§ Work task
This exercise asks for every line of the material that includes the word "title".

§ Supplied records
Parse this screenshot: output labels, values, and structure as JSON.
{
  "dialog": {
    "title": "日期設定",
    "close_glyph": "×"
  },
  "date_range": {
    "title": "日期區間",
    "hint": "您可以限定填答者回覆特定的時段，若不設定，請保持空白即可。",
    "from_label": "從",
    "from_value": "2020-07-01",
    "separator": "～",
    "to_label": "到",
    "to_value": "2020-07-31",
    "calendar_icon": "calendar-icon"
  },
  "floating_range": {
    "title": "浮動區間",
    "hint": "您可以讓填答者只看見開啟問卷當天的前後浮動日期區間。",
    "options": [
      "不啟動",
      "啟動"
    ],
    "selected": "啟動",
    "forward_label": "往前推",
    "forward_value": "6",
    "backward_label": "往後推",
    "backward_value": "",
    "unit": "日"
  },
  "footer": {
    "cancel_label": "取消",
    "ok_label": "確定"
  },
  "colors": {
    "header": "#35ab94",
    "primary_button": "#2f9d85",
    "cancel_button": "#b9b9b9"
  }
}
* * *
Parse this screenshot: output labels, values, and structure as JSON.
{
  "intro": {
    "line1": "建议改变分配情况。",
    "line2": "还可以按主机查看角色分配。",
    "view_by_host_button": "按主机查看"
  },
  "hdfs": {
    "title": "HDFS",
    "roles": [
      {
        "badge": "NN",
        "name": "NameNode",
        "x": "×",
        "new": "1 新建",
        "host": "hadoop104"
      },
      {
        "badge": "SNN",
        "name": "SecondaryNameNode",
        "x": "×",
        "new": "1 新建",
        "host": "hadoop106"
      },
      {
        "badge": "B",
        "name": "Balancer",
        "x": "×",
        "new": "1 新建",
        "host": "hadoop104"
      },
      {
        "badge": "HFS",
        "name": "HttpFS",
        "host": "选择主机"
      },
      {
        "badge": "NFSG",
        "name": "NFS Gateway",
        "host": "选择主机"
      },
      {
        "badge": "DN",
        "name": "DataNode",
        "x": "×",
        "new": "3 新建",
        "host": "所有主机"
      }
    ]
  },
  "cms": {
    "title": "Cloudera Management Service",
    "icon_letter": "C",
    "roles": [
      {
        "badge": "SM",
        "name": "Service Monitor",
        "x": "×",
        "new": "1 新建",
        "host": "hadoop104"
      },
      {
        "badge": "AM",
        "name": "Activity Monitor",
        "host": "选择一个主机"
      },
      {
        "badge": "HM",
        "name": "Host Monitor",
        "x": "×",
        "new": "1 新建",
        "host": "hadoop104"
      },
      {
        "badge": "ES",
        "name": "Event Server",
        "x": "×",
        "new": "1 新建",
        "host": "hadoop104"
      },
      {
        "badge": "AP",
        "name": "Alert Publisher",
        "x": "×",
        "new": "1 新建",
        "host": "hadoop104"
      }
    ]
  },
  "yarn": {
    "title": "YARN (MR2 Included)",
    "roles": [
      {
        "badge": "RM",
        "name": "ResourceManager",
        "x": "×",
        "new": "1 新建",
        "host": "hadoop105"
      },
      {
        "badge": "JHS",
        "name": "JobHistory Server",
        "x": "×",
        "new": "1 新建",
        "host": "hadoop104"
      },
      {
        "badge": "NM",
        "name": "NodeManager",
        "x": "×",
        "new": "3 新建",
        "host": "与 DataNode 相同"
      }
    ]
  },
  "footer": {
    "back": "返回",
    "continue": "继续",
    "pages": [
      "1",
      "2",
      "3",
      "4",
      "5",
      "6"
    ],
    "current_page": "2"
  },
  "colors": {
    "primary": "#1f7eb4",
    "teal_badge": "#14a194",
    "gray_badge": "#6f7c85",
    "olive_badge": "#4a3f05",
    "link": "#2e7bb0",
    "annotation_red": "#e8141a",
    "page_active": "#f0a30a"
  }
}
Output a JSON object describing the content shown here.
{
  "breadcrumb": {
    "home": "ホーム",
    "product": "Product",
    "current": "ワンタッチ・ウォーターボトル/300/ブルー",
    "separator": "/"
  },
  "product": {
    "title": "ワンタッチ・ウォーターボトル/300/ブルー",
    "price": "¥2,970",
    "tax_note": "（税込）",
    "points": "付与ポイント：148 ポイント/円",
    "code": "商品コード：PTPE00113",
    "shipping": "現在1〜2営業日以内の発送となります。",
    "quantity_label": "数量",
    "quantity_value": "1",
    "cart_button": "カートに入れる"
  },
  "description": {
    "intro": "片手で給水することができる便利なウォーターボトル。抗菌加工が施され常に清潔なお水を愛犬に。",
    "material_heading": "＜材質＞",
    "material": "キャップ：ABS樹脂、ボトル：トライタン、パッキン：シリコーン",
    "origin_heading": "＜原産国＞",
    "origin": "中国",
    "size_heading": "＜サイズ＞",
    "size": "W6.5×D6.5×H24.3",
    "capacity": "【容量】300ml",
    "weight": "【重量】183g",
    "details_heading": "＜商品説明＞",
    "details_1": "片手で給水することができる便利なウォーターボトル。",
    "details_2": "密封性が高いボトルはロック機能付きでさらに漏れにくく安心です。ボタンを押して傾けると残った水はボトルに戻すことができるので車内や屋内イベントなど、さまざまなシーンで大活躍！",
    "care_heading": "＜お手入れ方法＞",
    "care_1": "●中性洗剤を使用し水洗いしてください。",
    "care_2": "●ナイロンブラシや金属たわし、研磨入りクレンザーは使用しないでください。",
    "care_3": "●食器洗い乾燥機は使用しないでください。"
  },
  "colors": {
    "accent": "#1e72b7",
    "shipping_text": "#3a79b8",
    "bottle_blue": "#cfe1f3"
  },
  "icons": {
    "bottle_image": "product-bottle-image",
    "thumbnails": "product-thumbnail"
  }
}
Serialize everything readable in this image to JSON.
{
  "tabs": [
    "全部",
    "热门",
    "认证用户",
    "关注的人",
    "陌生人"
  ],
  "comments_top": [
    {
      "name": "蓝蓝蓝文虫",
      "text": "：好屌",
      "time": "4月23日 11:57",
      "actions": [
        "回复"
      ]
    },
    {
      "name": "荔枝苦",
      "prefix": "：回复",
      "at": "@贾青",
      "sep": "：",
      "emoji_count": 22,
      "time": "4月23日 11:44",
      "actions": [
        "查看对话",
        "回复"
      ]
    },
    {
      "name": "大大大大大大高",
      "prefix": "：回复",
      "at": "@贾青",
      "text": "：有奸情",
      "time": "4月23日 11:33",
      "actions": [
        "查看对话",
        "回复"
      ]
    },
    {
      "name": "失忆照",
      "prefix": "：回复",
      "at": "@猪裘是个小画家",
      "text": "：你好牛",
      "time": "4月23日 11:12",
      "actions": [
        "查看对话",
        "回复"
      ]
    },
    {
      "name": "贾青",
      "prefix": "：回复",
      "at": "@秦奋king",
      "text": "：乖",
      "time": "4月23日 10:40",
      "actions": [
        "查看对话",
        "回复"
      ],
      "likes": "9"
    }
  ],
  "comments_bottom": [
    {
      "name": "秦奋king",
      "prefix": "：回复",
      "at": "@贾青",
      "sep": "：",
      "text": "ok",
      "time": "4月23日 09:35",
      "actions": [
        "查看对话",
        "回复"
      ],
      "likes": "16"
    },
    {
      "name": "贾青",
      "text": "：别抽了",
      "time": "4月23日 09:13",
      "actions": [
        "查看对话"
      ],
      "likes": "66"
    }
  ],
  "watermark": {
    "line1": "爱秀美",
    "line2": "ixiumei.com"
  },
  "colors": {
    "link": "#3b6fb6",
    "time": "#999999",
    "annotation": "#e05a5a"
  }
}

§ Expected output
    "title": "日期設定",
    "title": "日期區間",
    "title": "浮動區間",
    "title": "HDFS",
    "title": "Cloudera Management Service",
    "title": "YARN (MR2 Included)",
    "title": "ワンタッチ・ウォーターボトル/300/ブルー",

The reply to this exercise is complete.